In T 754/89 – "EPILADY" the board detailed its reasons for ruling that an inventive step was involved. Although factors such as commercial success, the overcoming of prejudice, the age of the documents cited, the cost of advertising and the creation of a new market segment, the satisfaction of a long-standing need, the existence of imitations and forms of infringement had received considerable attention, particularly in the parties' written submissions, the technical facts of the case were such that secondary indications of inventive step had lost any relevance.
In T 915/00 the board held that commercial implementation, licensing and the recognition of the inventor's merits by the scientific community constituted further convincing secondary indicia for the presence of inventive step.

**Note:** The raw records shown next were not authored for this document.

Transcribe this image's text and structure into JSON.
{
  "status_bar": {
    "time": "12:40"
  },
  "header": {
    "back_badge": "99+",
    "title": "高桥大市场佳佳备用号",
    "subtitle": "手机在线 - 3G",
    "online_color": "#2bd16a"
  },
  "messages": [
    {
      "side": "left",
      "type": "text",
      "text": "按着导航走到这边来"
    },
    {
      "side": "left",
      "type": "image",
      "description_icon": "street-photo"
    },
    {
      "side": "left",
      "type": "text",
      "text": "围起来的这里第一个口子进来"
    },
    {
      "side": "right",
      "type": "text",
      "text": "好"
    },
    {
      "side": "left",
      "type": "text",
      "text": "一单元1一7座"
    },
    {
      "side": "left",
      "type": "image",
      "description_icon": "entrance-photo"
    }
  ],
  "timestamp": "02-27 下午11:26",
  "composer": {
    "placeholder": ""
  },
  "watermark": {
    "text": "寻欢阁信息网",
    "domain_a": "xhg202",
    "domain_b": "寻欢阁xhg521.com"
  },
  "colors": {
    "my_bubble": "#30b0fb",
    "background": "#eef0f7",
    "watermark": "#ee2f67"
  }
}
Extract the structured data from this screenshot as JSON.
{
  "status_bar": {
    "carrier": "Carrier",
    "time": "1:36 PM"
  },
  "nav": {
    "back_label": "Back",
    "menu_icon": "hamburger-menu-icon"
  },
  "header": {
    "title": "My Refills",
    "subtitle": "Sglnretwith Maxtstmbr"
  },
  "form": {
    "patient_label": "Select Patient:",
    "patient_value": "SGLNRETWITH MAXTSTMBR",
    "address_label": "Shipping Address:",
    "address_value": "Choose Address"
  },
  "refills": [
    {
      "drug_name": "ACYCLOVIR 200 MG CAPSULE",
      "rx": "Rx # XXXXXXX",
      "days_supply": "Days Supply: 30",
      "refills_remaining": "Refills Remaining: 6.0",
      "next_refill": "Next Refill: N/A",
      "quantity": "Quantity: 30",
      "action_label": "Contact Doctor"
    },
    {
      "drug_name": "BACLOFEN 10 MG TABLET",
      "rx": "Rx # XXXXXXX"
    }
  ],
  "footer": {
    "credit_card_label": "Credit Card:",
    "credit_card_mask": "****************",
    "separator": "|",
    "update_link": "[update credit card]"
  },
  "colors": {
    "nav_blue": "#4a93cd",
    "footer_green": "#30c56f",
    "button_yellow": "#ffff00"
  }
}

In T 1892/12 the board observed that the boards had in some cases taken account of "secondary indicia" that an inventive step was involved but had not so far done so for the purposes of establishing that it was lacking. According to Art. 56 EPC, an invention shall be considered as involving an inventive step if, having regard to the state of the art, it is not obvious to a person skilled in the art. In view of the negative definition in Art. 56 EPC, the board considered that inventive step could never in fact be proven but that secondary indicia might sometimes show it was plausible. A lack of inventive step by contrast could actually be proven by conclusively showing that a solution was obvious. So proving a lack of inventive step was possible, in principle, and indeed necessary where such a lack was alleged; it was then not enough to point to secondary indicia.
In T 179/18 the board was not persuaded that any of the secondary indicia claimed by the appellant conferred inventiveness on the subject matter of claim 1. It held that secondary indicia such as the satisfaction of a long-felt need, the overcoming of a prejudice in the professional world, or economic success, were auxiliary considerations in assessing inventive step. However, in the case in hand, application of the problem-solution approach led to the clear result that the subject-matter of claim 1 did not involve an inventive step.